→ **WHAT YOU SHOULD DO**: Only the closing part of the listing is wanted: reproduce exactly the line containing "Parse this screenshot: output" and all lines below it.

→ **MATERIAL FOR THIS TASK**:
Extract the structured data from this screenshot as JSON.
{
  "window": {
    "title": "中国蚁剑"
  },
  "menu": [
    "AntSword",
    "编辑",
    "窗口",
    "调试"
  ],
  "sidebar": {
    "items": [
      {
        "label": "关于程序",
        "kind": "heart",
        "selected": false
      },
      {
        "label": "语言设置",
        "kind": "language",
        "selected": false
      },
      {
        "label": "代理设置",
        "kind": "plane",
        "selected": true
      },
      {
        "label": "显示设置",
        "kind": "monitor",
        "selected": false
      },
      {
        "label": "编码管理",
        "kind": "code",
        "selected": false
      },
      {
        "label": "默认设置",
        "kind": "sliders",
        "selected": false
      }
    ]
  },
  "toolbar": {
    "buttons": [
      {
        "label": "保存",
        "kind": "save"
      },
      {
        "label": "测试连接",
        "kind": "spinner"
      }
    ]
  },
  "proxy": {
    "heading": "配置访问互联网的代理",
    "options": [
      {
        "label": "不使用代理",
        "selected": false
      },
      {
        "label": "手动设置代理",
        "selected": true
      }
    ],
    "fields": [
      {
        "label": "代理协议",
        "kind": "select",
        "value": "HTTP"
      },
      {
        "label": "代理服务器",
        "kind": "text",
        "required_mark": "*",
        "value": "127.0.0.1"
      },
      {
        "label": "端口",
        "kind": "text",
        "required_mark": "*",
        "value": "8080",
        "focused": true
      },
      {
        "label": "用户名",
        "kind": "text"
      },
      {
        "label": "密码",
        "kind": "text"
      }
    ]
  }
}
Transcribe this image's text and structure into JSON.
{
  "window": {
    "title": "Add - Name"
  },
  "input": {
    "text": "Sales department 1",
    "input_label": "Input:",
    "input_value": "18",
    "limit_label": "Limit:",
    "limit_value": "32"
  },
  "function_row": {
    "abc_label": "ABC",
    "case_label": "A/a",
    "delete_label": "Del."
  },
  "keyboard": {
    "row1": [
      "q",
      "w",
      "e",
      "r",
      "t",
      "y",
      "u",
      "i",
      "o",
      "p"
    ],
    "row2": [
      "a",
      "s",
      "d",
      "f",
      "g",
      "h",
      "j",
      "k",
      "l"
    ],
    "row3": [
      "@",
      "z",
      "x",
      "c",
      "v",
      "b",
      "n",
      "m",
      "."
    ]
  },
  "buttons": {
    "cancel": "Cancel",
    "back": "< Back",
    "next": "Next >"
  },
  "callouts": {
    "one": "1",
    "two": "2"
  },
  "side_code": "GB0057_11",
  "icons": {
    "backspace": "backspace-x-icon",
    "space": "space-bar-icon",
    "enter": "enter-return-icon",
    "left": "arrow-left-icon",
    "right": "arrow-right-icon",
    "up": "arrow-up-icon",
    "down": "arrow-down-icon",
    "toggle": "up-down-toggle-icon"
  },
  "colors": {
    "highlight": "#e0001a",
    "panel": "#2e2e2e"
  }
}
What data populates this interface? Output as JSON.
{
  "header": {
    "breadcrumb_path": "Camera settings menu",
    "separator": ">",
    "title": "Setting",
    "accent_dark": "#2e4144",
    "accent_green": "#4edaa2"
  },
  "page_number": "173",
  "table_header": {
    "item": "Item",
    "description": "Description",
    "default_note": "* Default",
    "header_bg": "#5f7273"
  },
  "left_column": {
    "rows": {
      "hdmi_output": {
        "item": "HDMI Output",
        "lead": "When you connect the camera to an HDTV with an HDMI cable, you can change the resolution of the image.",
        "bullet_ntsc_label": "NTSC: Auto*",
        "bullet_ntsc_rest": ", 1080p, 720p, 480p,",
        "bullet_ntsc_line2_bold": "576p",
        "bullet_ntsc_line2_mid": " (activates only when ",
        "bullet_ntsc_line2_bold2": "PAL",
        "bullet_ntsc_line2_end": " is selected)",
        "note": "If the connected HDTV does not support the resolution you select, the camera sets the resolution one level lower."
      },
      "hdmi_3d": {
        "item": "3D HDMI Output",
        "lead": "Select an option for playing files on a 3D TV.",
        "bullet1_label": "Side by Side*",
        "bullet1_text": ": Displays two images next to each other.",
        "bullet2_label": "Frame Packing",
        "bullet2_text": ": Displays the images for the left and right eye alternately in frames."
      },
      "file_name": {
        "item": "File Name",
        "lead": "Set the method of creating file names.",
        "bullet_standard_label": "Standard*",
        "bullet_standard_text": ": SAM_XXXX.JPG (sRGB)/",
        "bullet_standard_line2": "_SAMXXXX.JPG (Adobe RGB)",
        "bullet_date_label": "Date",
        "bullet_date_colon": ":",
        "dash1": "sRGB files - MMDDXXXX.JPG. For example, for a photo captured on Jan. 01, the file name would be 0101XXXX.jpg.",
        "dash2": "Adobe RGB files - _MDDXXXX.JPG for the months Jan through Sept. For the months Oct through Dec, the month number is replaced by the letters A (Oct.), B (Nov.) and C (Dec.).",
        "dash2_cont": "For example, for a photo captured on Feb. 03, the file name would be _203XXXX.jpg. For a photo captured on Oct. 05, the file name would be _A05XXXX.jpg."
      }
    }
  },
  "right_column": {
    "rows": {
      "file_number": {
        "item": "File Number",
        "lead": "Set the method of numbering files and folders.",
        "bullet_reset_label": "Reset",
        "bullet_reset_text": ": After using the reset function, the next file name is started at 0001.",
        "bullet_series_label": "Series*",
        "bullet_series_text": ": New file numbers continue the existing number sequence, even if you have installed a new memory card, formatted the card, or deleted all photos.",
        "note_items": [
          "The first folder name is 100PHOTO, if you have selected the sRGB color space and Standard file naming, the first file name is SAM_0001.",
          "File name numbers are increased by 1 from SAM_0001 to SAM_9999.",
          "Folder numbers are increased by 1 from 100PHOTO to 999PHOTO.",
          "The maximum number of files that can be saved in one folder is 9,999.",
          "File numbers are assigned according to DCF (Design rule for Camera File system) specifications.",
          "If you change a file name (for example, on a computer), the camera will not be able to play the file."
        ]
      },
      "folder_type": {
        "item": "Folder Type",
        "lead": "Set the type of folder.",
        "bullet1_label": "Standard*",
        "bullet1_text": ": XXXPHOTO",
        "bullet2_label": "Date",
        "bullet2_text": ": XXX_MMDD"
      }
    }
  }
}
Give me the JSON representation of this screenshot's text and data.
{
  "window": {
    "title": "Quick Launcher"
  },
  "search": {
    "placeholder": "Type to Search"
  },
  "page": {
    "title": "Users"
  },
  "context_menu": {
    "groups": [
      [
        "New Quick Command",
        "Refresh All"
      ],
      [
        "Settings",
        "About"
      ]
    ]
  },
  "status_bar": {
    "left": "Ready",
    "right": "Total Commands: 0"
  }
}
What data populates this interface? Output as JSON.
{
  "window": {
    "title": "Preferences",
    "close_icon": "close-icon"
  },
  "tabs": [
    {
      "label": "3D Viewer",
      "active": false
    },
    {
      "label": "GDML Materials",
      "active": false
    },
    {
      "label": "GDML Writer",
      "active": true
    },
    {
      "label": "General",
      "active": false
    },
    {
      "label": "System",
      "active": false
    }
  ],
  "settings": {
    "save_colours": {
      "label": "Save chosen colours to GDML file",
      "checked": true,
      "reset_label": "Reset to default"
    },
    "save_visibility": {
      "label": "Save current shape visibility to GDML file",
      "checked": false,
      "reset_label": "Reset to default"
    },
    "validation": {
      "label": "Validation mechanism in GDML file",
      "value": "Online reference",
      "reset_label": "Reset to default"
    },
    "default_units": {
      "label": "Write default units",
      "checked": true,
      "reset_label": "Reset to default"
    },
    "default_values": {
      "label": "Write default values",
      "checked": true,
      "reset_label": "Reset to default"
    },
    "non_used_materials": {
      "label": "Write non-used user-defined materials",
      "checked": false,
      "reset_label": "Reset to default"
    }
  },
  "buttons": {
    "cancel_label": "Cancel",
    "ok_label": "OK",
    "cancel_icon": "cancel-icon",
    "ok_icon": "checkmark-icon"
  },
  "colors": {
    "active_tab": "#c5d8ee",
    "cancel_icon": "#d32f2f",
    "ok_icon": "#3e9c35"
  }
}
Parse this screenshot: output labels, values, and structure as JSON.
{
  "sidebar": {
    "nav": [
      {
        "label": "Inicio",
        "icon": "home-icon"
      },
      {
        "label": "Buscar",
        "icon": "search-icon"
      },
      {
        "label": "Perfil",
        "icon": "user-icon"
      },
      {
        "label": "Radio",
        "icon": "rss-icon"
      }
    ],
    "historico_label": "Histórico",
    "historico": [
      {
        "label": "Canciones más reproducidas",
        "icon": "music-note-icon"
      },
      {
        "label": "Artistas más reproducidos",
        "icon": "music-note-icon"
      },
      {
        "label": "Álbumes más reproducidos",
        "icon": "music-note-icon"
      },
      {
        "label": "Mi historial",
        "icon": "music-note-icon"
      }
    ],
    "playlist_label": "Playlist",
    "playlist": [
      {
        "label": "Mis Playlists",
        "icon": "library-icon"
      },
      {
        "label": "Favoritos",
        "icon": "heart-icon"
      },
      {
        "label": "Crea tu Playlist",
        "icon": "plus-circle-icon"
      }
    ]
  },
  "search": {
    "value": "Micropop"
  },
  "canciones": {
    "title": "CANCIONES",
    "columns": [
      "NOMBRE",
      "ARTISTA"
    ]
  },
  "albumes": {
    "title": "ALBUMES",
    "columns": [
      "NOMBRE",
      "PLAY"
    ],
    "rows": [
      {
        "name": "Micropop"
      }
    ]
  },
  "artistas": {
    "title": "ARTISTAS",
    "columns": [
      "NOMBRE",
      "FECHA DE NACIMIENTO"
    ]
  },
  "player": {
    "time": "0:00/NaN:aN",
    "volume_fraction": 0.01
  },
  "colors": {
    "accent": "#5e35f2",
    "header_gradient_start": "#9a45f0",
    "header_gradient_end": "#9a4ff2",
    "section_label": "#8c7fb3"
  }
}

→ **TASK SOLUTION**:
Parse this screenshot: output labels, values, and structure as JSON.
{
  "sidebar": {
    "nav": [
      {
        "label": "Inicio",
        "icon": "home-icon"
      },
      {
        "label": "Buscar",
        "icon": "search-icon"
      },
      {
        "label": "Perfil",
        "icon": "user-icon"
      },
      {
        "label": "Radio",
        "icon": "rss-icon"
      }
    ],
    "historico_label": "Histórico",
    "historico": [
      {
        "label": "Canciones más reproducidas",
        "icon": "music-note-icon"
      },
      {
        "label": "Artistas más reproducidos",
        "icon": "music-note-icon"
      },
      {
        "label": "Álbumes más reproducidos",
        "icon": "music-note-icon"
      },
      {
        "label": "Mi historial",
        "icon": "music-note-icon"
      }
    ],
    "playlist_label": "Playlist",
    "playlist": [
      {
        "label": "Mis Playlists",
        "icon": "library-icon"
      },
      {
        "label": "Favoritos",
        "icon": "heart-icon"
      },
      {
        "label": "Crea tu Playlist",
        "icon": "plus-circle-icon"
      }
    ]
  },
  "search": {
    "value": "Micropop"
  },
  "canciones": {
    "title": "CANCIONES",
    "columns": [
      "NOMBRE",
      "ARTISTA"
    ]
  },
  "albumes": {
    "title": "ALBUMES",
    "columns": [
      "NOMBRE",
      "PLAY"
    ],
    "rows": [
      {
        "name": "Micropop"
      }
    ]
  },
  "artistas": {
    "title": "ARTISTAS",
    "columns": [
      "NOMBRE",
      "FECHA DE NACIMIENTO"
    ]
  },
  "player": {
    "time": "0:00/NaN:aN",
    "volume_fraction": 0.01
  },
  "colors": {
    "accent": "#5e35f2",
    "header_gradient_start": "#9a45f0",
    "header_gradient_end": "#9a4ff2",
    "section_label": "#8c7fb3"
  }
}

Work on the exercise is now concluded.